Learn about the symptoms of ADHD and what to do if you’re concerned that your child might have this disorder.
Attention-Deficit / Hyperactivity Disorder (ADHD) is one of the most common neurobehavioral disorders of childhood. It is usually first diagnosed in childhood and often lasts into adulthood. Children with ADHD have trouble paying attention, controlling impulsive behaviors (may act without thinking about what the result will be), and in some cases, are overly active.
Signs and Symptoms
It is normal for children to have trouble focusing and behaving at one time or another. However, children with ADHD do not just grow out of these behaviors. The symptoms continue and can cause difficulty at school, at home, or with friends.

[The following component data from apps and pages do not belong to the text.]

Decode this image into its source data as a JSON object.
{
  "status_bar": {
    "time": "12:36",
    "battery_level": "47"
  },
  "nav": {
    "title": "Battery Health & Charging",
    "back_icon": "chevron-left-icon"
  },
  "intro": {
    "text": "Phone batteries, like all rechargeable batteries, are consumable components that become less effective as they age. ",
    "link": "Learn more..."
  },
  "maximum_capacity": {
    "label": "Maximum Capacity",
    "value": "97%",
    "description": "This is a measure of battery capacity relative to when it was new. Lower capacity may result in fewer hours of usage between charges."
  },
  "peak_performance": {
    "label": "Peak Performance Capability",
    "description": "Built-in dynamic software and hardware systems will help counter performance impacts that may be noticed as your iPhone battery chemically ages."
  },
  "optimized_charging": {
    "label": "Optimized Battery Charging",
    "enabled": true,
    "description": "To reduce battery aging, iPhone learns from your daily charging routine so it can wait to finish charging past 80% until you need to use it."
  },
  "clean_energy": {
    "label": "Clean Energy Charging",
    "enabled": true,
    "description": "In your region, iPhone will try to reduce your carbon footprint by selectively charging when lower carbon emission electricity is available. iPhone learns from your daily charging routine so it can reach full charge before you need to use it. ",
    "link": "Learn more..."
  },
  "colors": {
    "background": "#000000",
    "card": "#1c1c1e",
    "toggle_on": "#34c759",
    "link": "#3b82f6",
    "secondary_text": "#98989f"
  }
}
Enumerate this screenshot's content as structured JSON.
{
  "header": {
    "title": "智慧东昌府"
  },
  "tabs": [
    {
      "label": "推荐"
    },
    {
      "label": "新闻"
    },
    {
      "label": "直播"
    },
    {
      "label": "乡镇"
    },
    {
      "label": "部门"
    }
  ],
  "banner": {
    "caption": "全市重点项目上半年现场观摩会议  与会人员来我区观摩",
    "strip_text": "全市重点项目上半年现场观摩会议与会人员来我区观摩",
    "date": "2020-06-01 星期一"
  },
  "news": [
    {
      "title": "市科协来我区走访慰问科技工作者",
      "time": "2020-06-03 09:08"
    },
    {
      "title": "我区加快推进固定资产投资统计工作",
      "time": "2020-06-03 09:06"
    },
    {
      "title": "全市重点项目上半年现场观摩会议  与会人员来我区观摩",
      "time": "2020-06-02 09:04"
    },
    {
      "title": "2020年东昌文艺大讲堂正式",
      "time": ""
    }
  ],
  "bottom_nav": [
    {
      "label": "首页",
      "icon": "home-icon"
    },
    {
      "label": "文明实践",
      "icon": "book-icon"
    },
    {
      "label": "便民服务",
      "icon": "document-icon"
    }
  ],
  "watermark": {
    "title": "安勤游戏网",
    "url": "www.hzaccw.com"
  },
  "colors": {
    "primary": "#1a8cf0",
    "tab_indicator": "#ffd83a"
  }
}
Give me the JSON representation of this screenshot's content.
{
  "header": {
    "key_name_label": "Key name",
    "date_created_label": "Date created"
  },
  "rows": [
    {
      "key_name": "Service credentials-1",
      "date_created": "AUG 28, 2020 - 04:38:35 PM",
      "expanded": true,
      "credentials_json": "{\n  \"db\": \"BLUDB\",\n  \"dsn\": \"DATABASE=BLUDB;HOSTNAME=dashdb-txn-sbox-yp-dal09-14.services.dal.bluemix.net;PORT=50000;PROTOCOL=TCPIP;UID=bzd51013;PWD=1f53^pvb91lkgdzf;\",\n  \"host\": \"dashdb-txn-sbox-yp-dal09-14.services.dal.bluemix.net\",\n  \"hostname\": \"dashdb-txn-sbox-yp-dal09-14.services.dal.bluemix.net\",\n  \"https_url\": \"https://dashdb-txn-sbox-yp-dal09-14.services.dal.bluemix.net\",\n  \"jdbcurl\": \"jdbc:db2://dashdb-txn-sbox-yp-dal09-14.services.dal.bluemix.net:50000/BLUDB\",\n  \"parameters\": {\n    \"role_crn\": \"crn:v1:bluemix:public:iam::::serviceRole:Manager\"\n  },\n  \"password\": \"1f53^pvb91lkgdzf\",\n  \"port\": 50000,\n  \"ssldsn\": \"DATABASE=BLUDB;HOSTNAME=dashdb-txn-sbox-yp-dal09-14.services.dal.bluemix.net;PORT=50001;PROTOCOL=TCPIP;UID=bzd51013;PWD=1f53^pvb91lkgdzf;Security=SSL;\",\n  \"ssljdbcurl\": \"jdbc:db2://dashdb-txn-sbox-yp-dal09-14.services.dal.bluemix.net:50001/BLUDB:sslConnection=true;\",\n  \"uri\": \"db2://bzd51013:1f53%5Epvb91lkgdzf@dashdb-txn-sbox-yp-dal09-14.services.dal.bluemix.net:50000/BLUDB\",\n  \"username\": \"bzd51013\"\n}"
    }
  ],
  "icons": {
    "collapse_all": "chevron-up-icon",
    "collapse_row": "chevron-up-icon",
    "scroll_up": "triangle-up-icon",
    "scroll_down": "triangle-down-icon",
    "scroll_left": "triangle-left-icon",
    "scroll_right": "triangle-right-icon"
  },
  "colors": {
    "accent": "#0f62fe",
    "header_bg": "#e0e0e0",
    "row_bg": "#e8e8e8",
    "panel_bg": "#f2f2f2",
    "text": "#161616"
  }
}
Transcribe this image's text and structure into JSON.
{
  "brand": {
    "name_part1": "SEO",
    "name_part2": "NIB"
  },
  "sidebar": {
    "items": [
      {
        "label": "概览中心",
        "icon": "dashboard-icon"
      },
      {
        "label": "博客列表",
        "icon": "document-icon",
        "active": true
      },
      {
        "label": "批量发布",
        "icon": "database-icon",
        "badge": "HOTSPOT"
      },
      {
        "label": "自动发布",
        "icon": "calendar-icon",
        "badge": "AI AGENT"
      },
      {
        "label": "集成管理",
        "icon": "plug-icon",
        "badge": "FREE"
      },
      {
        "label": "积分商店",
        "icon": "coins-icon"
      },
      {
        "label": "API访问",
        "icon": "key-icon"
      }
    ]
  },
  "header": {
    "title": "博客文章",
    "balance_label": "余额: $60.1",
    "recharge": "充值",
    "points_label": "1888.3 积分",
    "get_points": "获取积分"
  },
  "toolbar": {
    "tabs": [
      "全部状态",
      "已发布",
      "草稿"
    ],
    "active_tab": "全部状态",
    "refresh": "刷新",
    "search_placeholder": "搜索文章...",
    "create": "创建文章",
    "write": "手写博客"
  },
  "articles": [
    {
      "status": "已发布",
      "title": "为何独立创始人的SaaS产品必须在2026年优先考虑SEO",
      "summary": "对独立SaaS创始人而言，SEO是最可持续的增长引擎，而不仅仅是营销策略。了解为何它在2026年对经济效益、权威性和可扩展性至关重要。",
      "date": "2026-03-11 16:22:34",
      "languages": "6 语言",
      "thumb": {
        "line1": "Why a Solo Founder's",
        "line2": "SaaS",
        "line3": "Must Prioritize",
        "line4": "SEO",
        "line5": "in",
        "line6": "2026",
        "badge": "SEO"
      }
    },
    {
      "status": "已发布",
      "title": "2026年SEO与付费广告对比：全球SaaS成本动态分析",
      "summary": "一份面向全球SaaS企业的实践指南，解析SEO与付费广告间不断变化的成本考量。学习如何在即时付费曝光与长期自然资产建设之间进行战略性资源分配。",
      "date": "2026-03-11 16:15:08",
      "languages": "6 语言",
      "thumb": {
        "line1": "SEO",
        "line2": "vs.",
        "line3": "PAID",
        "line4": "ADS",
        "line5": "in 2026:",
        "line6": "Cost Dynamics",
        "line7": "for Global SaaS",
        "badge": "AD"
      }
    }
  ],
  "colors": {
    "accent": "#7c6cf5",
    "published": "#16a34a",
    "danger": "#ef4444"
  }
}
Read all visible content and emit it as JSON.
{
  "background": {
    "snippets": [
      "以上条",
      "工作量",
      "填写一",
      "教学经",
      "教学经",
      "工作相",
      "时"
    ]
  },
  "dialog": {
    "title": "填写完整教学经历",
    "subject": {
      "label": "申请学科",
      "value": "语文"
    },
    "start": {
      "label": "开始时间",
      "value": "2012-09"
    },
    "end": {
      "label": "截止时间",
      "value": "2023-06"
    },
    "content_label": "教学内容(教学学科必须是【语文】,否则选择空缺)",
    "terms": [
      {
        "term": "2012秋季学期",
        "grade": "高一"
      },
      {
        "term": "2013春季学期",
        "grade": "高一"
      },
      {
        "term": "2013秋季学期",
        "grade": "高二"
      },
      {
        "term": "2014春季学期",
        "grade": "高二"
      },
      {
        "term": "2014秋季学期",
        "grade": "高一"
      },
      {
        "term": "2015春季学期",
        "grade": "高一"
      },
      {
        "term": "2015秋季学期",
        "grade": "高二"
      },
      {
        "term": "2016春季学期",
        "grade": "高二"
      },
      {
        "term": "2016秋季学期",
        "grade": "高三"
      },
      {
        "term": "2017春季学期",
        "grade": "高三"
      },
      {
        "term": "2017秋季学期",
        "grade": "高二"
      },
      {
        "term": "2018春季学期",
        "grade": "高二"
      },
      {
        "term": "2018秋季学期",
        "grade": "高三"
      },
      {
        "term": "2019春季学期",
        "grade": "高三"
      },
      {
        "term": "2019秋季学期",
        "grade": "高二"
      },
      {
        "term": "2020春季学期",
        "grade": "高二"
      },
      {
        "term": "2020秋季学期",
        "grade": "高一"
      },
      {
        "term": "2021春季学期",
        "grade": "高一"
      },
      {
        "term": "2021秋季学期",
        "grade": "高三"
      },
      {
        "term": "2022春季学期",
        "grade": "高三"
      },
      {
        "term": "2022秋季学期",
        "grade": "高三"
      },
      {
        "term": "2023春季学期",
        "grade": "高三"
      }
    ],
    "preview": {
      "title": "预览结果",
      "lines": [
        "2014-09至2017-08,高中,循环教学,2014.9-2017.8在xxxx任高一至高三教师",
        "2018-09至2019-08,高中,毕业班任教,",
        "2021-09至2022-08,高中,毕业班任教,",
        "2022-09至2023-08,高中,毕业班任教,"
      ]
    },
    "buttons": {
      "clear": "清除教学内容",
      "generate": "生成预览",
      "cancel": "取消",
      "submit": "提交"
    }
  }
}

- have a hard time paying attention
- daydream a lot
- not seem to listen
- be easily distracted from schoolwork or play
- forget things
- be in constant motion or unable to stay seated
- squirm or fidget
- talk too much
- not be able to play quietly
- act and speak without thinking
- have trouble taking turns
- interrupt others
Deciding if a child has ADHD is a several step process. There is no single test to diagnose ADHD, and many other problems, like anxiety, depression, and certain types of learning disabilities, can have similar symptoms. One step of the process involves having a medical exam, including hearing and vision tests, to rule out other problems with symptoms like ADHD. Another part of the process may include a checklist for rating ADHD symptoms and taking a history of the child from parents, teachers, and sometimes, the child.
If you or your doctor has concerns about ADHD, you can take your child to a specialist such as a child psychologist or developmental pediatrician, or you can contact your local early intervention agency (for children under 3) or public school (for children 3 and older).
To find out who to speak to in your area, you can contact the National Dissemination Center for Children with Disabilities by logging on to http://www.nichcy.org/ or calling 1-800-695-0285.
The Centers for Disease Control and Prevention (CDC) sponsors the National Resource Center, on AD/HD: A Program of CHADD – Children and Adults with Attention-Deficit/Hyperactivity Disorder. Their Web site has links to information for people with ADHD and their families. The National Resource Center on AD/HD operates a call center with trained staff to answer questions about ADHD. The number is 1-800-233-4050.
In order to make sure your child reaches his or her full potential, it is very important to get help for ADHD as early as possible.
Child Development and Parenting
Learn the Signs. Act Early. Campaign
CDC’s National Center on Birth Defects and Developmental Disabilities